It is not absolutely necessary but is preferred for the powder used to contain few or no comparatively coarse particles. In other words, the d90 is preferably not very much higher than the d50. The d90 is preferably not more than five times the d50 and particularly preferably not more than three times the d50.
If the powder used does not have this particle size, it is brought to this particle size prior to shaping. This can be carried out using any known comminution process. Particularly useful apparatuses for this purpose are ball mills or attritor mills into which the powder is usually introduced as a suspension in an inert suspension medium (for example water, alcohols, ethers or hydrocarbons). Preference is given to using alcohols, in particular C1-C4-alcohols (methanol, ethanol, propanol, isopropanol, butanol, sec-butanol, isobutanol, tert-butanol) as suspension medium. Attritor mills can achieve d50 values of about 0.5 microns. The most important parameter when using ball or attritor mills is the milling time. Milling is always continued until the desired fineness has been reached. If a mixture of compounds is used, joint milling can conveniently at the same time effect the intensive mixing necessary before shaping.
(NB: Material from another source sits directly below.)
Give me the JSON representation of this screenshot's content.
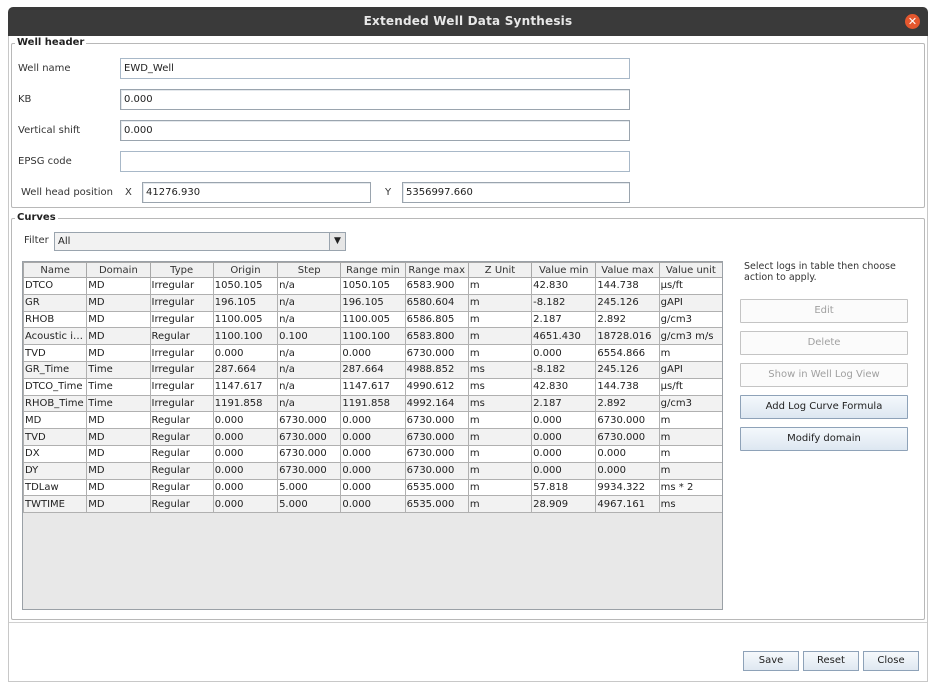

Shaping of the ion conductor or a mixture of substances from which it is prepared to produce the desired shape is carried out using known shaping methods, for example cold isostatic pressing, hot isostatic pressing, slip casting or tape casting. For this purpose, the powder is, if necessary after milling and if necessary after removal of suspension medium, subjected to the appropriate process. A preferred shaping process is cold isostatic pressing. For this purpose, the powder is pressed in a mold under a pressure of generally at least 1000 bar, preferably at least 2000 bar and particularly preferably at least 3000 bar.
Subsequent to shaping or at the same time as shaping (for instance in the case of hot isostatic pressing), the ion conductor is fired to full density by heating (“heat treatment”, “calcination” or “sintering”) so as to produce the finished dividing wall of the electrolysis cell. If shaping has not been carried out using Li4−xSi1−xPxO4 in which x is at least 0.3 and not more than 0.7 itself, this ion conductor is also produced from the powder mixture used during sintering. Sintering is carried out by heating the shaped bodies to a temperature of generally at least 700° C., preferably at least 800° C. and particularly preferably at least 900° C. Sintering is continued until an ion conductor of the desired density is obtained at the temperature set. In general, the sintering temperature is held for at least 15 minutes, preferably at least 30 minutes and particularly preferably at least 1 hour. Sintering is generally complete after no more than 10 hours; sintering is preferably carried out for not more than 6 hours and particularly preferably for not more than 4 hours. On heating and cooling the shaped bodies to or from the sintering temperature, care has to be taken to ensure that temperature stresses do not cause cracks. The heating or cooling rate is therefore generally not more than 20° C./min, preferably not more than 10° C./min and particularly preferably not more than 5° C./min.
Lithium ion conductors which have a high density and cracking resistance and are very suitable for lithium production can be produced in this way.